In my experience software developers and database people do not fit too well together. The database guys like to think of their database as a solid piece and dislike changing the schema. In an ideal world the schema is fixed for all time.
Software developers on the other hand tend to think about everything as a subject to change. This is even more true for agile teams embracing refactoring. Liquibase is a tool making database refactorings feasible and revertable. For the cost of only one additional
jar-file you get a very flexible tool for migrating from one schema version to another.
- You formulate the changes in
SQLor even as custom java migration classes. If you are careful and sometimes provide additional information your changes can be made rollbackable so that changing between schema revisions becomes a breeze.
- To apply the changes you simply run the
liquibase.jaras a standalone java application. You can specify tags to update or rollback to or the count of changesets to apply. This allows putting the database in an arbitrary state within changeset granularity.
- An important benefit of Liquibase is that you can easily put all your changesets under version control so that they are managed exactly the same as the rest of the application.
- Liquibase stores the changelog directly in the database in a table called
databasechangelog. This enables the developer and the application to check the schema revision of the database and thus find inkonsistent states much easier.
All of the above is especially useful when multiple installations or development/test databases with different verions of the software and therefore database have to be used at the same time.
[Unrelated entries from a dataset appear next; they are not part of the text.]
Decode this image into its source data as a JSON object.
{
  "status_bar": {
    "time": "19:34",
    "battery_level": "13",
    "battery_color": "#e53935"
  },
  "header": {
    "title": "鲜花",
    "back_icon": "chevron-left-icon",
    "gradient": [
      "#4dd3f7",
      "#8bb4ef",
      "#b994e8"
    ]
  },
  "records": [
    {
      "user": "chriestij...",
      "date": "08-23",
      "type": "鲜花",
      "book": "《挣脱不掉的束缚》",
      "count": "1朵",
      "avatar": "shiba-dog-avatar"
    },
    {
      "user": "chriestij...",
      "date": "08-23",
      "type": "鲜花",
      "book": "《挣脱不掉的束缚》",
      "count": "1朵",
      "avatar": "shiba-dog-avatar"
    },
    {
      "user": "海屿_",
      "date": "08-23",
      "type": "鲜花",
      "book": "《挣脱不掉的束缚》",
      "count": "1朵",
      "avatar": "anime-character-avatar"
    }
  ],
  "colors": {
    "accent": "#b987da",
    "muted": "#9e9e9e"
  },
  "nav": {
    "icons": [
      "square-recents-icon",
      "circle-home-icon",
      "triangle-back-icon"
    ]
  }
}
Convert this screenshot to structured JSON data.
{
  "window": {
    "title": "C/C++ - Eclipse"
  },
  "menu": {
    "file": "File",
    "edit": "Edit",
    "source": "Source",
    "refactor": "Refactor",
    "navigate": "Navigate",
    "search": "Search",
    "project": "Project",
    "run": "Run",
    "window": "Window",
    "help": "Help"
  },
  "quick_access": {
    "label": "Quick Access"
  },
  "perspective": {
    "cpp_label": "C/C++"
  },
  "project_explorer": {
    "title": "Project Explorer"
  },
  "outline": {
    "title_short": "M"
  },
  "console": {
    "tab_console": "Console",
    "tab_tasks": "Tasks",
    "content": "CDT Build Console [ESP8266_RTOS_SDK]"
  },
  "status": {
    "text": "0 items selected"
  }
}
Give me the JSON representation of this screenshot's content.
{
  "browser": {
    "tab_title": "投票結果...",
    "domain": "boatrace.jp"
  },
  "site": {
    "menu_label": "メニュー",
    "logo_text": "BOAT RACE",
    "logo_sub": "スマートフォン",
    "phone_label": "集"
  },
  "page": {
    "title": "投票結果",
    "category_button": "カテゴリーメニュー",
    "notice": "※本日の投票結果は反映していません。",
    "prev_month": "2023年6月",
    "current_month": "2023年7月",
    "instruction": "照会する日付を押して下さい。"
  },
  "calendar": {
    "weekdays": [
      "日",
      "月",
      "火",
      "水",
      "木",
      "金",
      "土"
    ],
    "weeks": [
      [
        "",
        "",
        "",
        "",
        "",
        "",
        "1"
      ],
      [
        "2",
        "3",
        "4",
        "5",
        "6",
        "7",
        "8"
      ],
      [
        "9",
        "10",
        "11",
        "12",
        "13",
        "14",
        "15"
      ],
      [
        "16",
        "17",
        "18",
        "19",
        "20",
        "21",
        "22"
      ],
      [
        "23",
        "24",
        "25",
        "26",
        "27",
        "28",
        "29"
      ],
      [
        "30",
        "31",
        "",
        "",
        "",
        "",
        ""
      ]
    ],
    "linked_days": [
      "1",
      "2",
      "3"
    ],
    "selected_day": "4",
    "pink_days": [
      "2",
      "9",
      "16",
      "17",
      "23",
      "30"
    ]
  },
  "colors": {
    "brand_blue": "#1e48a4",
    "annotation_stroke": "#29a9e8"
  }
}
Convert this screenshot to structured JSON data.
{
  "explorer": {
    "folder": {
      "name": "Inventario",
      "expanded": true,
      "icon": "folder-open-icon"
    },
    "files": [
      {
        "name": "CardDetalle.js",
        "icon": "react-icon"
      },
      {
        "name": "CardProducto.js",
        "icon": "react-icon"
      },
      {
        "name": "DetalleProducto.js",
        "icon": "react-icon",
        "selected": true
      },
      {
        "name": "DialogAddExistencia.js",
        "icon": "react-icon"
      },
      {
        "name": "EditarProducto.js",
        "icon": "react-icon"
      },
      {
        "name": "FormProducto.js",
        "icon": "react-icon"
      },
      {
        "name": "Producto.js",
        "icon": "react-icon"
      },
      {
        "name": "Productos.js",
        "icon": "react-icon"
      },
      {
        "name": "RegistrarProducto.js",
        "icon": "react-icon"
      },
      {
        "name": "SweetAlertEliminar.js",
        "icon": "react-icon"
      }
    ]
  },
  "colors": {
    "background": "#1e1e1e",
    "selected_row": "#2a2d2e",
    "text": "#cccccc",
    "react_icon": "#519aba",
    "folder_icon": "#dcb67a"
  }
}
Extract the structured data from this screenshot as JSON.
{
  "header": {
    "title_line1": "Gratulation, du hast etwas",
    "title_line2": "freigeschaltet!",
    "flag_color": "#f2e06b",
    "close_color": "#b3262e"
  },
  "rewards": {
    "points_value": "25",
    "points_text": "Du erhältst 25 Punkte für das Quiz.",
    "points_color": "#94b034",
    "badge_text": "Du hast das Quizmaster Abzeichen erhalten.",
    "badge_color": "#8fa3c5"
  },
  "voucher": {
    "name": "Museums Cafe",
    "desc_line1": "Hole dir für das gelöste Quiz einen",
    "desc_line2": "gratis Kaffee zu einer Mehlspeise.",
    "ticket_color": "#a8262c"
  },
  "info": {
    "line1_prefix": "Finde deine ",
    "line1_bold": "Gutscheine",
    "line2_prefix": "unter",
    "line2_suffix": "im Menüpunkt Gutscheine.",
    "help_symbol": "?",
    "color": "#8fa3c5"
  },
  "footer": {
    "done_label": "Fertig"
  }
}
Tracking the changes to the database in the repository and having a small cross platform tool to apply them is priceless in many situations.